Give the entries again exactly, without pictures.

++++ RECORDS FOR THIS EXERCISE

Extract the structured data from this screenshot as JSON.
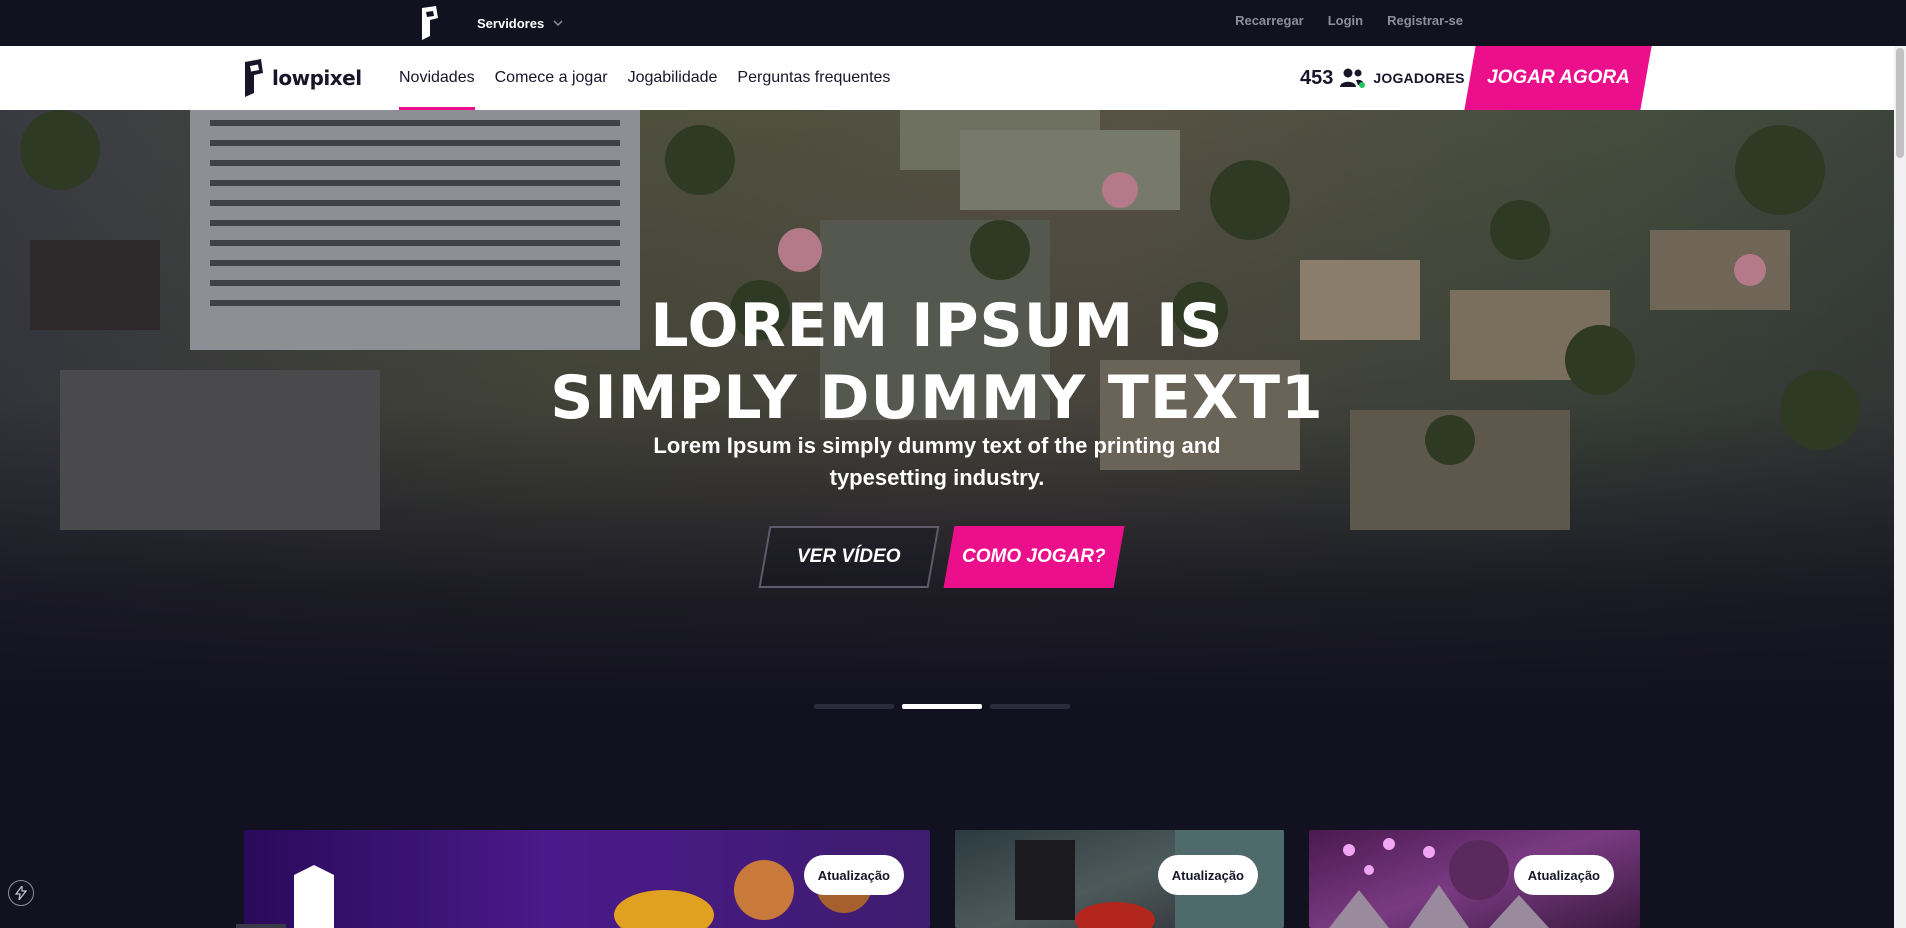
{
  "topbar": {
    "servers_label": "Servidores",
    "links": [
      "Recarregar",
      "Login",
      "Registrar-se"
    ]
  },
  "header": {
    "logo_text": "lowpixel",
    "nav": [
      "Novidades",
      "Comece a jogar",
      "Jogabilidade",
      "Perguntas frequentes"
    ],
    "active_nav": "Novidades",
    "players_count": "453",
    "players_label": "JOGADORES",
    "play_now_label": "JOGAR AGORA"
  },
  "hero": {
    "title_line1": "LOREM IPSUM IS",
    "title_line2": "SIMPLY DUMMY TEXT1",
    "subtitle_line1": "Lorem Ipsum is simply dummy text of the printing and",
    "subtitle_line2": "typesetting industry.",
    "video_button": "VER VÍDEO",
    "howto_button": "COMO JOGAR?",
    "slides_total": 3,
    "active_slide": 2
  },
  "cards": [
    {
      "badge": "Atualização"
    },
    {
      "badge": "Atualização"
    },
    {
      "badge": "Atualização"
    }
  ],
  "colors": {
    "accent": "#ec0f8c",
    "background": "#12111f",
    "nav_bg": "#ffffff"
  }
}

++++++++

◆ **SOLVED EXERCISE**
Extract the structured data from this screenshot as JSON.
{
  "topbar": {
    "servers_label": "Servidores",
    "links": [
      "Recarregar",
      "Login",
      "Registrar-se"
    ]
  },
  "header": {
    "logo_text": "lowpixel",
    "nav": [
      "Novidades",
      "Comece a jogar",
      "Jogabilidade",
      "Perguntas frequentes"
    ],
    "active_nav": "Novidades",
    "players_count": "453",
    "players_label": "JOGADORES",
    "play_now_label": "JOGAR AGORA"
  },
  "hero": {
    "title_line1": "LOREM IPSUM IS",
    "title_line2": "SIMPLY DUMMY TEXT1",
    "subtitle_line1": "Lorem Ipsum is simply dummy text of the printing and",
    "subtitle_line2": "typesetting industry.",
    "video_button": "VER VÍDEO",
    "howto_button": "COMO JOGAR?",
    "slides_total": 3,
    "active_slide": 2
  },
  "cards": [
    {
      "badge": "Atualização"
    },
    {
      "badge": "Atualização"
    },
    {
      "badge": "Atualização"
    }
  ],
  "colors": {
    "accent": "#ec0f8c",
    "background": "#12111f",
    "nav_bg": "#ffffff"
  }
}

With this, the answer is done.